What should I do in the first week after surgery?
In the first week after the surgery, you should attempt to minimalize moving around unless necessary. This is to ensure the bones are kept in place while healing. You may heel weight-bear on the foot as tolerated but this is not recommended for at least 2 weeks after surgery. You may use assistive devices such as crutches, a knee walker, or a scooter to move around.
Avoid disturbing the bandages and dressings of the foot and follow instructions for the care including keeping them dry during showers.
Attempt to elevate your foot to the level of your heart to reduce swelling and take painkillers whenever you experience pain. This will reduce swelling of the foot, but some swelling may be unavoidable for up to six months.
You may find some blood ooze at the site of the surgery which is normal. However, if you notice bleed does not stop, please contact the orthopaedic specialist surgeon urgently.
When will I be able to walk?
For the first 6 weeks, your foot will be bandaged or supported with a special shoe and toe splint.

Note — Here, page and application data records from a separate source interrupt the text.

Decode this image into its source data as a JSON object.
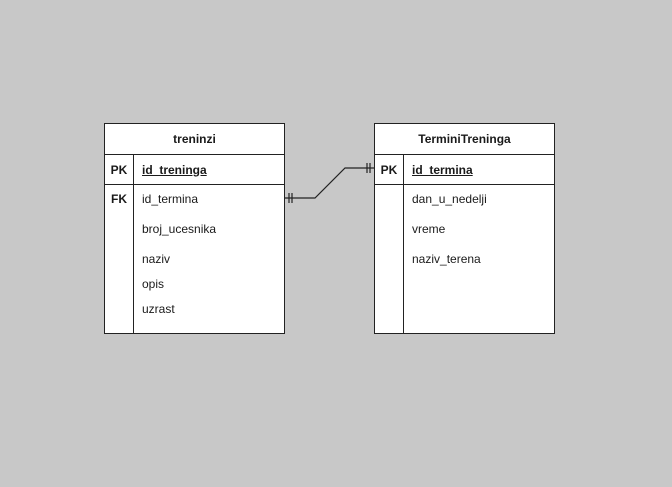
{
  "entities": {
    "treninzi": {
      "name": "treninzi",
      "pk_label": "PK",
      "pk_attr": "id_treninga",
      "fk_label": "FK",
      "attrs": [
        "id_termina",
        "broj_ucesnika",
        "naziv",
        "opis",
        "uzrast"
      ]
    },
    "termini": {
      "name": "TerminiTreninga",
      "pk_label": "PK",
      "pk_attr": "id_termina",
      "attrs": [
        "dan_u_nedelji",
        "vreme",
        "naziv_terena"
      ]
    }
  },
  "relationship": {
    "from": "treninzi.id_termina",
    "to": "TerminiTreninga.id_termina",
    "notation": "one-and-only-one to one-and-only-one"
  },
  "colors": {
    "background": "#c8c8c8",
    "entity_fill": "#ffffff",
    "stroke": "#222222"
  }
}
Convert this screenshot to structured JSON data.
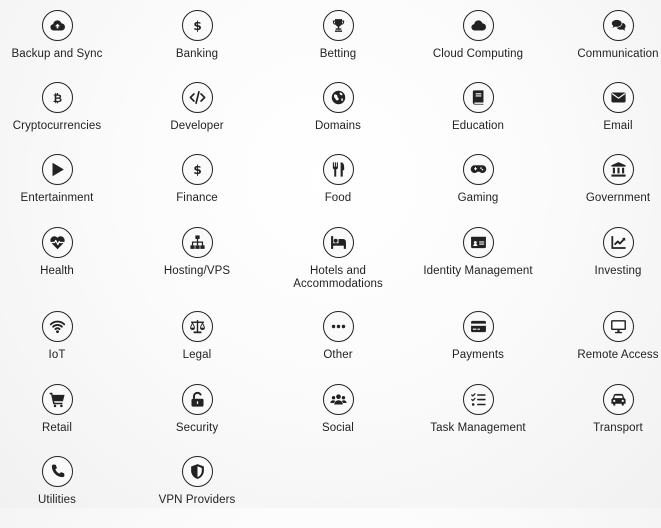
{
  "categories": [
    {
      "label": "Backup and Sync",
      "icon": "cloud-upload-icon"
    },
    {
      "label": "Banking",
      "icon": "dollar-icon"
    },
    {
      "label": "Betting",
      "icon": "trophy-icon"
    },
    {
      "label": "Cloud Computing",
      "icon": "cloud-icon"
    },
    {
      "label": "Communication",
      "icon": "chat-icon"
    },
    {
      "label": "Cryptocurrencies",
      "icon": "bitcoin-icon"
    },
    {
      "label": "Developer",
      "icon": "code-icon"
    },
    {
      "label": "Domains",
      "icon": "globe-icon"
    },
    {
      "label": "Education",
      "icon": "book-icon"
    },
    {
      "label": "Email",
      "icon": "envelope-icon"
    },
    {
      "label": "Entertainment",
      "icon": "play-icon"
    },
    {
      "label": "Finance",
      "icon": "dollar-icon"
    },
    {
      "label": "Food",
      "icon": "utensils-icon"
    },
    {
      "label": "Gaming",
      "icon": "gamepad-icon"
    },
    {
      "label": "Government",
      "icon": "landmark-icon"
    },
    {
      "label": "Health",
      "icon": "heartbeat-icon"
    },
    {
      "label": "Hosting/VPS",
      "icon": "sitemap-icon"
    },
    {
      "label": "Hotels and\nAccommodations",
      "icon": "bed-icon"
    },
    {
      "label": "Identity Management",
      "icon": "id-card-icon"
    },
    {
      "label": "Investing",
      "icon": "chart-line-icon"
    },
    {
      "label": "IoT",
      "icon": "wifi-icon"
    },
    {
      "label": "Legal",
      "icon": "scale-icon"
    },
    {
      "label": "Other",
      "icon": "ellipsis-icon"
    },
    {
      "label": "Payments",
      "icon": "credit-card-icon"
    },
    {
      "label": "Remote Access",
      "icon": "desktop-icon"
    },
    {
      "label": "Retail",
      "icon": "cart-icon"
    },
    {
      "label": "Security",
      "icon": "unlock-icon"
    },
    {
      "label": "Social",
      "icon": "users-icon"
    },
    {
      "label": "Task Management",
      "icon": "tasks-icon"
    },
    {
      "label": "Transport",
      "icon": "car-icon"
    },
    {
      "label": "Utilities",
      "icon": "phone-icon"
    },
    {
      "label": "VPN Providers",
      "icon": "shield-icon"
    }
  ]
}
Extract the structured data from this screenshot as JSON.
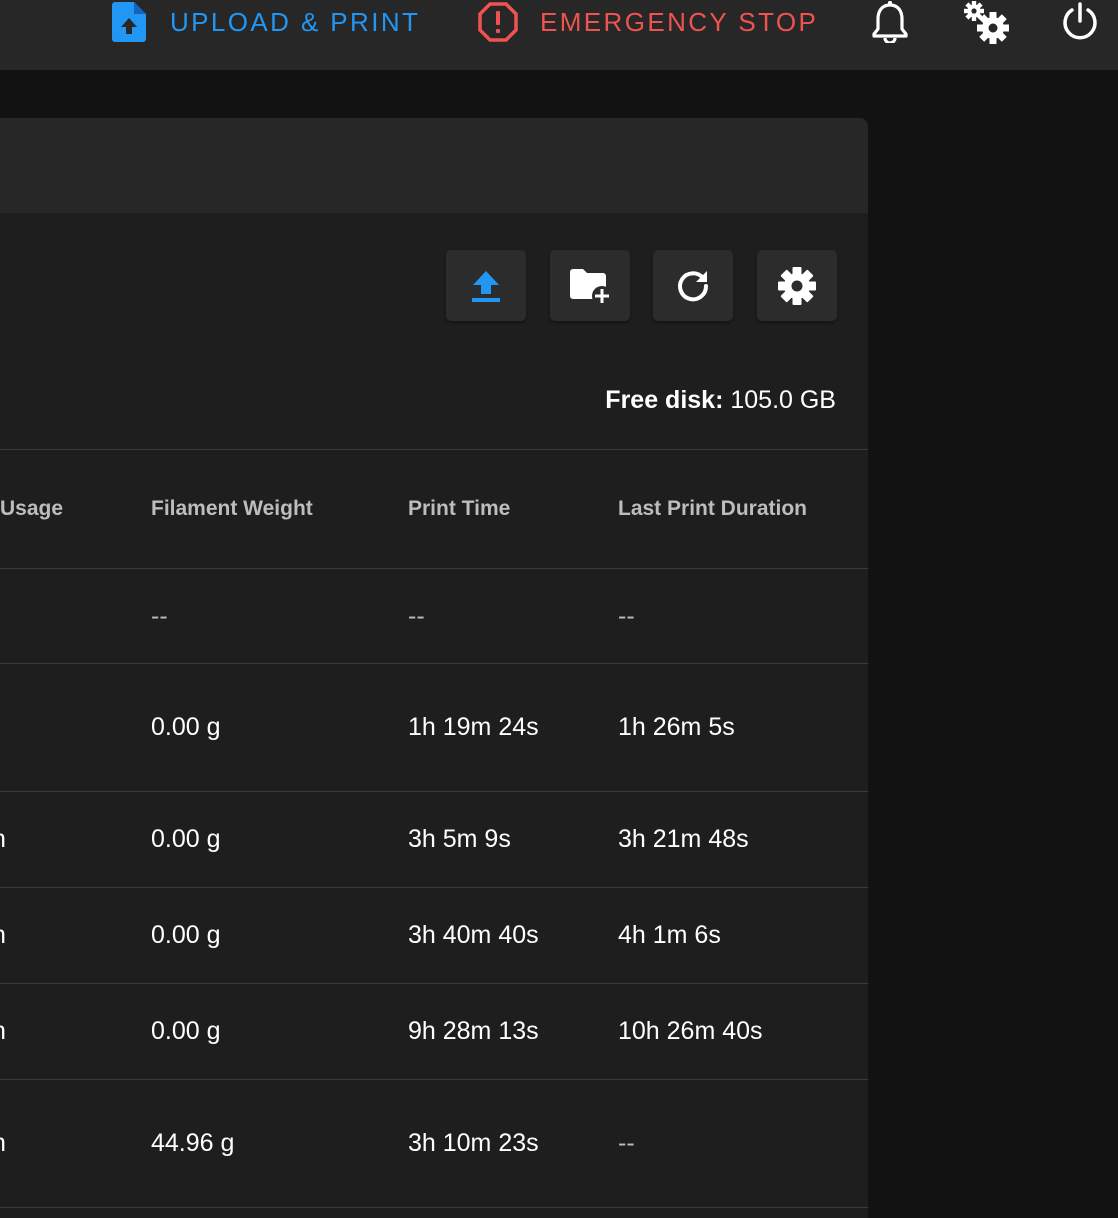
{
  "topbar": {
    "upload_print_label": "UPLOAD & PRINT",
    "emergency_stop_label": "EMERGENCY STOP",
    "accent_color": "#2196f3",
    "danger_color": "#ef5350"
  },
  "toolbar": {
    "icons": [
      "upload-icon",
      "folder-plus-icon",
      "refresh-icon",
      "gear-icon"
    ]
  },
  "disk": {
    "label": "Free disk:",
    "value": "105.0 GB"
  },
  "table": {
    "headers": {
      "usage": "Usage",
      "weight": "Filament Weight",
      "print_time": "Print Time",
      "last_duration": "Last Print Duration"
    },
    "rows": [
      {
        "usage": "",
        "weight": "--",
        "print_time": "--",
        "last_duration": "--"
      },
      {
        "usage": "",
        "weight": "0.00 g",
        "print_time": "1h 19m 24s",
        "last_duration": "1h 26m 5s"
      },
      {
        "usage": "n",
        "weight": "0.00 g",
        "print_time": "3h 5m 9s",
        "last_duration": "3h 21m 48s"
      },
      {
        "usage": "n",
        "weight": "0.00 g",
        "print_time": "3h 40m 40s",
        "last_duration": "4h 1m 6s"
      },
      {
        "usage": "n",
        "weight": "0.00 g",
        "print_time": "9h 28m 13s",
        "last_duration": "10h 26m 40s"
      },
      {
        "usage": "n",
        "weight": "44.96 g",
        "print_time": "3h 10m 23s",
        "last_duration": "--"
      }
    ]
  }
}
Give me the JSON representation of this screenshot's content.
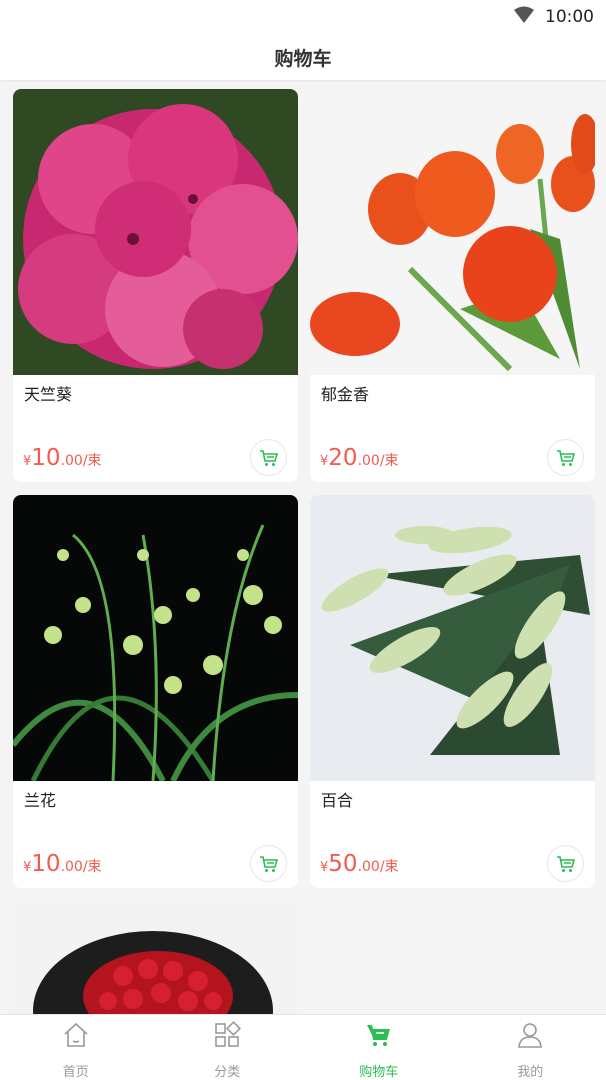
{
  "status_bar": {
    "time": "10:00"
  },
  "header": {
    "title": "购物车"
  },
  "products": [
    {
      "name": "天竺葵",
      "currency": "¥",
      "price_int": "10",
      "price_dec": ".00",
      "unit": "/束",
      "image": "geranium-photo"
    },
    {
      "name": "郁金香",
      "currency": "¥",
      "price_int": "20",
      "price_dec": ".00",
      "unit": "/束",
      "image": "tulip-photo"
    },
    {
      "name": "兰花",
      "currency": "¥",
      "price_int": "10",
      "price_dec": ".00",
      "unit": "/束",
      "image": "orchid-photo"
    },
    {
      "name": "百合",
      "currency": "¥",
      "price_int": "50",
      "price_dec": ".00",
      "unit": "/束",
      "image": "lily-photo"
    },
    {
      "name": "",
      "image": "rose-bouquet-photo"
    }
  ],
  "tabs": [
    {
      "label": "首页",
      "icon": "home-icon",
      "active": false
    },
    {
      "label": "分类",
      "icon": "category-icon",
      "active": false
    },
    {
      "label": "购物车",
      "icon": "cart-icon",
      "active": true
    },
    {
      "label": "我的",
      "icon": "user-icon",
      "active": false
    }
  ],
  "colors": {
    "accent": "#2bbe55",
    "price": "#f25b4e",
    "background": "#f4f4f4"
  }
}
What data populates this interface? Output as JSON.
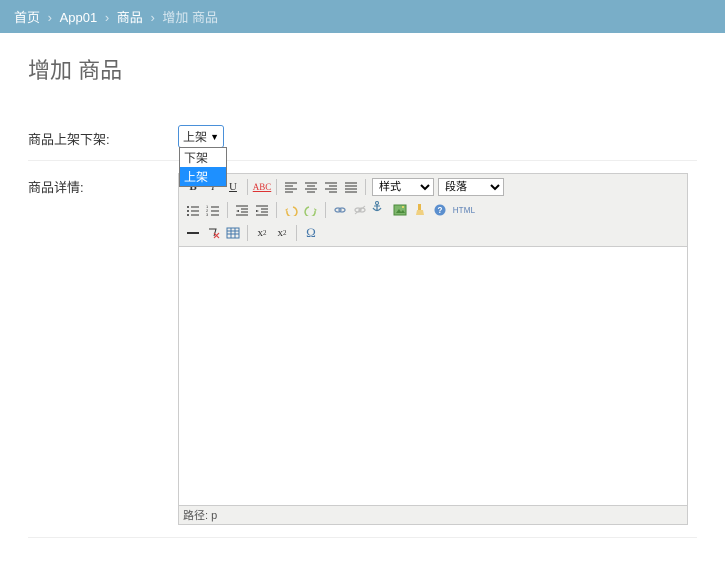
{
  "breadcrumb": {
    "home": "首页",
    "app": "App01",
    "model": "商品",
    "current": "增加 商品"
  },
  "title": "增加 商品",
  "fields": {
    "onshelf": {
      "label": "商品上架下架:",
      "selected": "上架",
      "options": [
        "下架",
        "上架"
      ],
      "highlight_index": 1
    },
    "detail": {
      "label": "商品详情:"
    }
  },
  "editor": {
    "style_select": "样式",
    "format_select": "段落",
    "status_label": "路径:",
    "status_path": "p",
    "buttons": {
      "bold": "B",
      "italic": "I",
      "underline": "U",
      "spellcheck": "ABC",
      "align_left": "align-left",
      "align_center": "align-center",
      "align_right": "align-right",
      "align_full": "align-full",
      "ul": "ul",
      "ol": "ol",
      "outdent": "outdent",
      "indent": "indent",
      "undo": "undo",
      "redo": "redo",
      "link": "link",
      "unlink": "unlink",
      "anchor": "anchor",
      "image": "image",
      "cleanup": "cleanup",
      "help": "help",
      "html": "HTML",
      "hr": "hr",
      "removeformat": "removeformat",
      "table": "table",
      "sub": "sub",
      "sup": "sup",
      "char": "char"
    }
  }
}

You may heel weight bear as tolerated but do so under advice from your orthopaedic specialist surgeon.
After 6 weeks, you will have an X-ray and if the foot has healed sufficiently, you should be able to fully weight-bear and regain the ability to walk independently without assistive devices. You should consult with the orthopaedic specialist surgeon prior to fully weight-bearing on the foot.
When can I return to work?
Healing and recovery times are different for each individual person. In general, you should be able to return to work in 2-4 weeks if you mostly sit at work. You should allow for up to 12 weeks to recover if your work involves manual labour.
What are some risk and complications of bunion surgery?
Before undergoing any surgery, an orthopaedic specialist surgeon will discuss risks and potential complications with you and answer any questions you might have.
Some risks include:
- Wound infection: this occurs in less than 1% of all procedures and can be treated with antibiotics
- Nerve damage: there is a small risk to losing sensation of the skin in area surrounding the surgical site, but this is very rare.
- Blood clots: with any surgical procedure, there is a small risk of the blood clotting in the vessels causing pain and swelling. If you have known risk factors associated blood clots, the specialist may prescribe you with some blood-thinners during the recovery period. The risks are present but small. If you experience abnormal swelling and pain of the leg, please contact the specialist urgently.
- Reappearance of symptoms: Although symptoms rarely reappear after surgery, a small number of people may find that their pain and discomforts return. You may notice a small cosmetic deformity of the foot. If this occurs, please consult with the specialist to discuss further surgical correction.
- Over-correction: an imbalance of the ligaments may cause the toe to start drifting towards the other foot. This is very rare though and only occurs in less than 1% of cases.
The typical follow-up appointments after you have been discharged is as following:
10-14 days after surgery
At the first appointment, the orthopaedic specialist surgeon will remove your bandages and metal pins holding your toes in place. You will be given a toe splint and special supportive shoe.
Six weeks after surgery
At this appointment, the foot will be X-rayed, and the splint and shoe removed. At this time, you should be able to weight-bear on the foot.
Three months after surgery
The orthopaedic specialist surgeon will review your progress at this appointment and if all is well, you will be discharged. It is important to report how if you have any more pain or discomforts in your foot.
Important: Information is provided for guidance only. Individual circumstances may differ and the best way to approach a condition is by individual medical consultation where a specialist can tailor a treatment plan to suit your needs.